I vividly remember reading Jules Verne’s book series when I was 7 years old. Elements of these books and others were brought imaginatively to life through animated TV series and movies. One of the movies that I found especially appealing was 1951’s “No Highway in the Sky,” which is based on Nevil Shute’s 1948 novel. In the movie, an aeronautical engineer predicts that a new model of the airplane would fail catastrophically and in a novel manner. The movie touched on the outer bounds of aircraft design, a topic that proved interesting to me as a child and still does today. Nevil Shute was, of course, an English novelist and aeronautical engineer, so his insightful perspectives assisted with painting a plausible storyline. A leap down memory lane brings me back to my room decorated with cards featuring aircraft and their technical performance data. Posters and television shows featuring various elements of aerospace technology were part of my world until the aircraft design process began in my mind. Ultimately, these series of steps were continuously improved by my father, an aeronautical professional. Looking back, I cannot have asked for a more glorious period in my life and a better source of inspiration than to emerge in an environment where imagination constantly squared off against the laws of physics and the realms of possibility.

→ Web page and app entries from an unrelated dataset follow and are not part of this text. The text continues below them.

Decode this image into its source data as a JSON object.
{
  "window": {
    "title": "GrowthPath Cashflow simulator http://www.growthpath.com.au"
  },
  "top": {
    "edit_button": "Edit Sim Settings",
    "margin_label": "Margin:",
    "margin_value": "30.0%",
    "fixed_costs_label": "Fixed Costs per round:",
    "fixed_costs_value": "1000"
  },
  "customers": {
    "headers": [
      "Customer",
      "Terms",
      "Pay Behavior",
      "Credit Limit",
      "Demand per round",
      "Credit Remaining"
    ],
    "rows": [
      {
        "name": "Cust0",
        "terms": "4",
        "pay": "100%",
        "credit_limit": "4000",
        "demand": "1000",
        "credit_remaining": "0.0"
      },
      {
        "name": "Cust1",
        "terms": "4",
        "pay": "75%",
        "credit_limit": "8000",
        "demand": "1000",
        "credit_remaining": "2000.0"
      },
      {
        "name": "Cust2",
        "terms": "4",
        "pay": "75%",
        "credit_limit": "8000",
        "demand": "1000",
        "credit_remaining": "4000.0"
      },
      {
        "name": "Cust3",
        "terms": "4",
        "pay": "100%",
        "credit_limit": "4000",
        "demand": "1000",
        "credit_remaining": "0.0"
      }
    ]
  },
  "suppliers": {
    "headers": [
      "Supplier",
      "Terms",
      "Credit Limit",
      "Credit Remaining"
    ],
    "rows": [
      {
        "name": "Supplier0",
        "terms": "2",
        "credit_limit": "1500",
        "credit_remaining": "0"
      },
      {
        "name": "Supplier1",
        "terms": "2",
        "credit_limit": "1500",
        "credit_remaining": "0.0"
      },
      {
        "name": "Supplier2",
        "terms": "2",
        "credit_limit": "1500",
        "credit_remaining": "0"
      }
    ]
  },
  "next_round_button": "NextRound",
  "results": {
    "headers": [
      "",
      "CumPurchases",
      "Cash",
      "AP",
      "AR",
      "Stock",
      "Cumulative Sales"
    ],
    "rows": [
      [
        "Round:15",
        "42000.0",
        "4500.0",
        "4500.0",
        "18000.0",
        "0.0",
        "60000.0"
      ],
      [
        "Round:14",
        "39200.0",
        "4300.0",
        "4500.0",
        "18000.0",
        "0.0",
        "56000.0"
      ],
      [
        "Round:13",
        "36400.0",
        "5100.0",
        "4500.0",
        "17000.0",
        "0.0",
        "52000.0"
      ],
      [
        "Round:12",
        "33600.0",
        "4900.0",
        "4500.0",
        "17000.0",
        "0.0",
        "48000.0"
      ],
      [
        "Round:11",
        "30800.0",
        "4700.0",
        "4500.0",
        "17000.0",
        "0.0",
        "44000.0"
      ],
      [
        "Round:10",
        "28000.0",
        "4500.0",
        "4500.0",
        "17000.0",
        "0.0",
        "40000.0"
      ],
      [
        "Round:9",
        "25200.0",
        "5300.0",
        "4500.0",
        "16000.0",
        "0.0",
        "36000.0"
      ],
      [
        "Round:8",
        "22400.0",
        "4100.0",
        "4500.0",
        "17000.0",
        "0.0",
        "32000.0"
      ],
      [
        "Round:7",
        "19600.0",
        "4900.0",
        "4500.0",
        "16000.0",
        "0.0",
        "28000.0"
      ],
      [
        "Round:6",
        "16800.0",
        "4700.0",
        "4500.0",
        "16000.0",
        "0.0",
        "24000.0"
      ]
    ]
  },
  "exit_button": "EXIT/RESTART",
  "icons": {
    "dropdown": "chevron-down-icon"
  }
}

Interestingly, many of those who currently spearhead efforts in the aerospace sector also have had their shares of inspiration. Jeff Bezos is a “Star Trek” fan, according to Christian Davenport’s book “The Space Barons.” And Bezos reportedly watched the movie “October Sky,” about the amateur rocket exploits of Homer Hickham, in 1999 with science fiction author Neal Stephenson, who encouraged Bezos to follow his interest in starting a rocket company. One year later, Bezos founded Blue Origin.
As humans, our paths to our desires and dreams are shaped by our imaginations, perceptions and impressions. The influence of movies on society and the aerospace industry and workforce is notable. Next time that one impossible technical scene plays before your eyes, it is worthwhile to embrace those moments as a vehicle that adds momentum to the discussions for alternative technologies or encourages our minds to identify a myriad of pathways to making the impossible possible.
Amir S. Gohardani is an AIAA associate fellow and the chair of the institute’s Society and Aerospace Technology Integration and Outreach Committee.